President Donald Trump’s nominee for a top Pentagon health job said during a nomination hearing Tuesday that he thinks it is “insane” that American civilians can buy high-powered firearms for personal use.

Dean Winslow, who is under consideration for the assistant secretary of defense for health affairs post, made the remarks in response to a question from senators about Defense Department handling of domestic violence cases in light of the Texas church massacre on Sunday.

“As a doctor who cares for men, women and children, I find this (tragedy) terribly sad. It’s horrible,” he said.

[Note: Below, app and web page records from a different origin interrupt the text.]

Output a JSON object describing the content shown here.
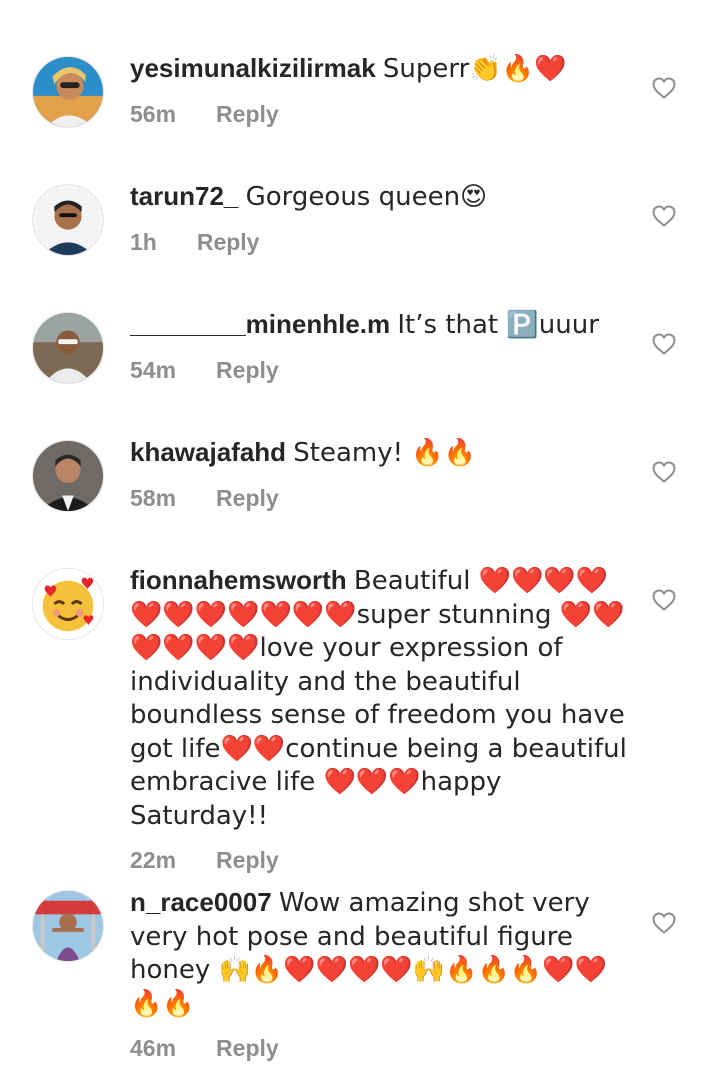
{
  "comments": [
    {
      "username": "yesimunalkizilirmak",
      "text": "Superr👏🔥❤️",
      "time": "56m",
      "reply_label": "Reply"
    },
    {
      "username": "tarun72_",
      "text": "Gorgeous queen😍",
      "time": "1h",
      "reply_label": "Reply"
    },
    {
      "username": "________minenhle.m",
      "text": "It’s that 🅿️uuur",
      "time": "54m",
      "reply_label": "Reply"
    },
    {
      "username": "khawajafahd",
      "text": "Steamy! 🔥🔥",
      "time": "58m",
      "reply_label": "Reply"
    },
    {
      "username": "fionnahemsworth",
      "text": "Beautiful ❤️❤️❤️❤️❤️❤️❤️❤️❤️❤️❤️super stunning ❤️❤️❤️❤️❤️❤️love your expression of individuality and the beautiful boundless sense of freedom you have got life❤️❤️continue being a beautiful embracive life ❤️❤️❤️happy Saturday!!",
      "time": "22m",
      "reply_label": "Reply"
    },
    {
      "username": "n_race0007",
      "text": "Wow amazing shot very very hot pose and beautiful figure honey 🙌🔥❤️❤️❤️❤️🙌🔥🔥🔥❤️❤️🔥🔥",
      "time": "46m",
      "reply_label": "Reply"
    }
  ],
  "icons": {
    "like": "heart-outline-icon",
    "avatar_emoji": "smiling-face-with-hearts-emoji"
  },
  "colors": {
    "text": "#262626",
    "meta": "#8e8e8e",
    "icon": "#8e8e8e"
  }
}
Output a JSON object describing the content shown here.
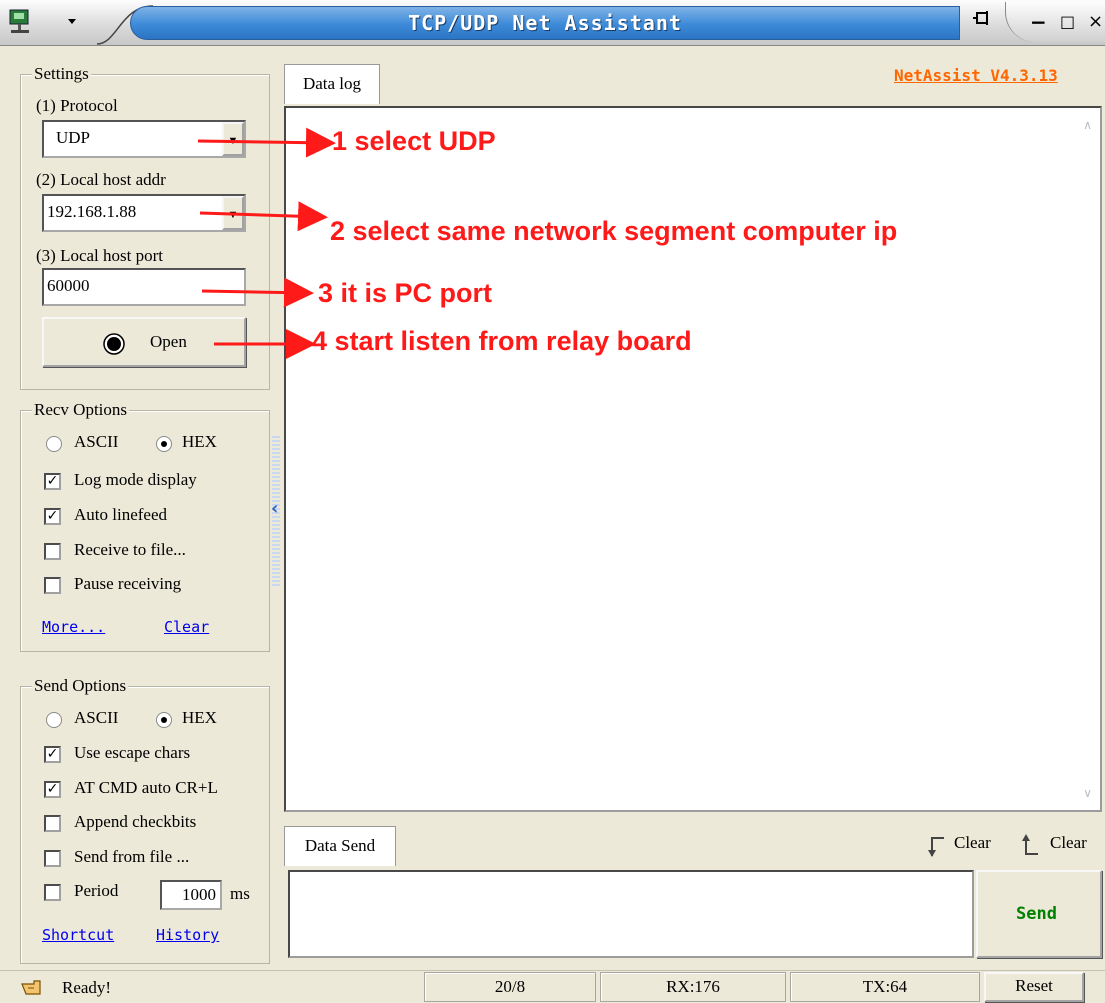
{
  "window": {
    "title": "TCP/UDP Net Assistant",
    "pin_icon": "pin-icon",
    "minimize_glyph": "−",
    "maximize_glyph": "□",
    "close_glyph": "×"
  },
  "settings": {
    "group_title": "Settings",
    "protocol_label": "(1) Protocol",
    "protocol_value": "UDP",
    "host_label": "(2) Local host addr",
    "host_value": "192.168.1.88",
    "port_label": "(3) Local host port",
    "port_value": "60000",
    "open_label": "Open"
  },
  "recv": {
    "group_title": "Recv Options",
    "ascii": "ASCII",
    "hex": "HEX",
    "selected": "HEX",
    "log_mode": "Log mode display",
    "auto_linefeed": "Auto linefeed",
    "receive_file": "Receive to file...",
    "pause": "Pause receiving",
    "more": "More...",
    "clear": "Clear"
  },
  "send": {
    "group_title": "Send Options",
    "ascii": "ASCII",
    "hex": "HEX",
    "selected": "HEX",
    "escape": "Use escape chars",
    "at_cmd": "AT CMD auto CR+L",
    "append": "Append checkbits",
    "from_file": "Send from file ...",
    "period": "Period",
    "period_value": "1000",
    "period_unit": "ms",
    "shortcut": "Shortcut",
    "history": "History"
  },
  "datalog": {
    "tab": "Data log",
    "version": "NetAssist V4.3.13"
  },
  "datasend": {
    "tab": "Data Send",
    "clear1": "Clear",
    "clear2": "Clear",
    "send_button": "Send"
  },
  "annotations": [
    "1 select UDP",
    "2 select same network segment computer ip",
    "3 it is PC port",
    "4 start listen from relay board"
  ],
  "status": {
    "ready": "Ready!",
    "counts": "20/8",
    "rx": "RX:176",
    "tx": "TX:64",
    "reset": "Reset"
  },
  "colors": {
    "annotation": "#ff1a1a",
    "version_link": "#ff6600",
    "send_text": "#008000",
    "title_bar": "#3c8ad8"
  }
}
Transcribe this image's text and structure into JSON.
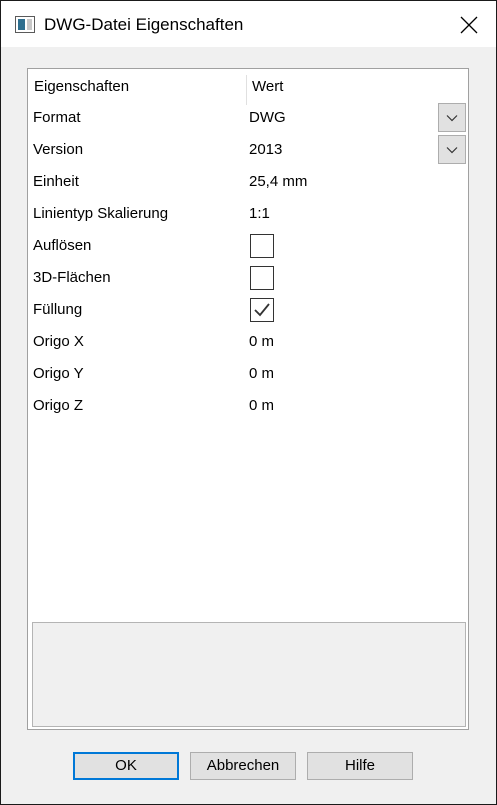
{
  "window": {
    "title": "DWG-Datei Eigenschaften",
    "icon": "app-window-icon",
    "close_icon": "close-icon"
  },
  "grid": {
    "header": {
      "name": "Eigenschaften",
      "value": "Wert"
    },
    "rows": [
      {
        "name": "Format",
        "value": "DWG",
        "kind": "dropdown"
      },
      {
        "name": "Version",
        "value": "2013",
        "kind": "dropdown"
      },
      {
        "name": "Einheit",
        "value": "25,4 mm",
        "kind": "text"
      },
      {
        "name": "Linientyp Skalierung",
        "value": "1:1",
        "kind": "text"
      },
      {
        "name": "Auflösen",
        "checked": false,
        "kind": "checkbox"
      },
      {
        "name": "3D-Flächen",
        "checked": false,
        "kind": "checkbox"
      },
      {
        "name": "Füllung",
        "checked": true,
        "kind": "checkbox"
      },
      {
        "name": "Origo X",
        "value": "0 m",
        "kind": "text"
      },
      {
        "name": "Origo Y",
        "value": "0 m",
        "kind": "text"
      },
      {
        "name": "Origo Z",
        "value": "0 m",
        "kind": "text"
      }
    ]
  },
  "buttons": {
    "ok": "OK",
    "cancel": "Abbrechen",
    "help": "Hilfe"
  },
  "colors": {
    "default_button_border": "#0078d7",
    "button_face": "#e1e1e1",
    "window_bg": "#f0f0f0"
  }
}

“I’d also like to say, and I may get in trouble with other members of the committee, how insane it is that in the United States of America, a civilian can go out and buy a semiautomatic assault rifle like an AR-15. I think that’s an issue, not so much for this committee, but elsewhere.”

The comments drew a quick rebuke from committee Chairman Sen. John McCain, R-Ariz., who said the issue was outside “your area of responsibility or expertise.”

Winslow was nominated by the White House for the Defense Department post last month. He most recently worked as the vice chairman of medicine at Stanford University and spent 15 years in pharmaceuticals and the biotech industry, helping develop antiretroviral drugs.

He is a retired Air Force colonel who deployed twice to Afghanistan and four times to Iraq as a flight surgeon.

Texas law enforcement officials said that 26-year-old Devin Patrick Kelley — a former airman who served in logistics readiness at Holloman Air Force Base in New Mexico — shot at least 46 people at the First Baptist Church in Sutherland Springs as part of a domestic dispute.

Kelley was convicted of domestic violence charges during his military service and given a bad conduct discharge when he was booted out of the ranks. But Air Force officials admitted on Monday they did not properly inform the FBI about the conviction, which would have made him ineligible to purchase firearms.

A broader Pentagon investigation into the mistakes is underway. Congressional lawmakers have promised to press service officials on results of those findings.

Winslow said he was not familiar with the reporting problems but promised to look into the issue if confirmed.

Whether his other gun comments will have an impact on his nomination is unclear. His nomination was one of four under consideration by the committee on Tuesday, but none of them was considered controversial by lawmakers.

McCain said he expects the committee to vote on whether to forward the nominees to the full Senate later this week.